Here's an update to the police department's strategy to deal with chronic repeat suspended drivers by impounding more of their cars. We now have a fourth month of data, that the decline in suspended drivers compared to overall traffic tickets continues. The 218 suspended driving tickets in June represent 2.95% of the total tickets, which is the lowest month since the time-series comparison period starts in January, 2013. Each of the four months since the policy change has been the lowest month.
Now, a little theory: crackdown strategies like this are usually based on the belief that violators will be deterred. The deterrence can be specific (the offender ticketed is deterred from continuing to violate the law) or general (other suspended drivers, learning of the crackdown, will be less likely to drive and/or drive less frequently). Crackdowns are generally announced with considerable fanfare, in order to increase general deterrence.

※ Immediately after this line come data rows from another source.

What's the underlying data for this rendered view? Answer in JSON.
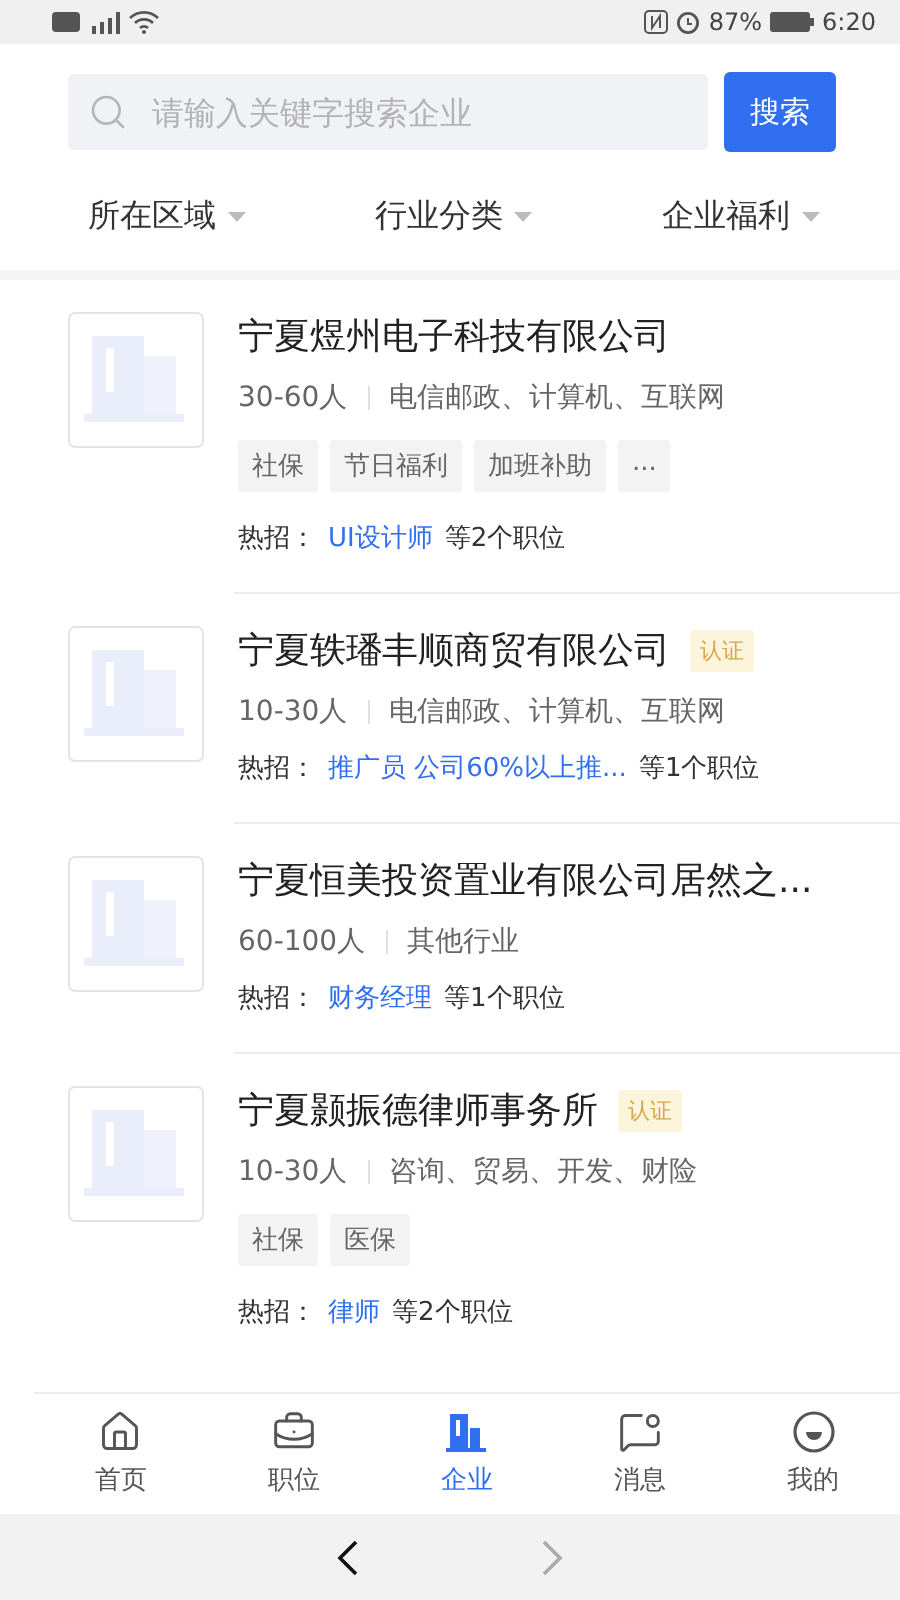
{
  "status_bar": {
    "battery": "87%",
    "time": "6:20"
  },
  "search": {
    "placeholder": "请输入关键字搜索企业",
    "button": "搜索"
  },
  "filters": [
    {
      "label": "所在区域"
    },
    {
      "label": "行业分类"
    },
    {
      "label": "企业福利"
    }
  ],
  "companies": [
    {
      "name": "宁夏煜州电子科技有限公司",
      "verified": false,
      "size": "30-60人",
      "industry": "电信邮政、计算机、互联网",
      "tags": [
        "社保",
        "节日福利",
        "加班补助",
        "..."
      ],
      "hot_label": "热招：",
      "hot_job": "UI设计师",
      "hot_count": "等2个职位"
    },
    {
      "name": "宁夏轶璠丰顺商贸有限公司",
      "verified": true,
      "badge": "认证",
      "size": "10-30人",
      "industry": "电信邮政、计算机、互联网",
      "hot_label": "热招：",
      "hot_job": "推广员 公司60%以上推...",
      "hot_count": "等1个职位"
    },
    {
      "name": "宁夏恒美投资置业有限公司居然之...",
      "verified": false,
      "size": "60-100人",
      "industry": "其他行业",
      "hot_label": "热招：",
      "hot_job": "财务经理",
      "hot_count": "等1个职位"
    },
    {
      "name": "宁夏颢振德律师事务所",
      "verified": true,
      "badge": "认证",
      "size": "10-30人",
      "industry": "咨询、贸易、开发、财险",
      "tags": [
        "社保",
        "医保"
      ],
      "hot_label": "热招：",
      "hot_job": "律师",
      "hot_count": "等2个职位"
    }
  ],
  "tabs": [
    {
      "label": "首页",
      "kind": "home",
      "selected": false
    },
    {
      "label": "职位",
      "kind": "briefcase",
      "selected": false
    },
    {
      "label": "企业",
      "kind": "building",
      "selected": true
    },
    {
      "label": "消息",
      "kind": "message",
      "selected": false
    },
    {
      "label": "我的",
      "kind": "profile",
      "selected": false
    }
  ],
  "system_nav": {
    "back_disabled": false,
    "forward_disabled": true
  }
}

There is a considerable body of research demonstrating that the deterrent impact of crackdowns usually decays rapidly over time. Interest fades, publicity lags, things rebound more or less to the same condition as before the crackdown. It will be very interesting to see if that occurs with the police impound strategy. It certainly hasn't yet, despite the fact that there has really been little publicity about the strategy since the initial blast of news stories back in February.
I think there is a good chance that the effect of this strategy may be quite sticky compared to other crackdowns, because this one is not just based on the deterrent effect. It has an additional component: removing the instrumentality of the crime--the car. Impounding the car for 30 days makes it more difficult for the suspended driver to continue to drive. The time and effort necessary for finding another vehicles to drive is significant, and that alone should impact the likelihood the driver gets back behind the wheel, as well as how quickly he or she does so.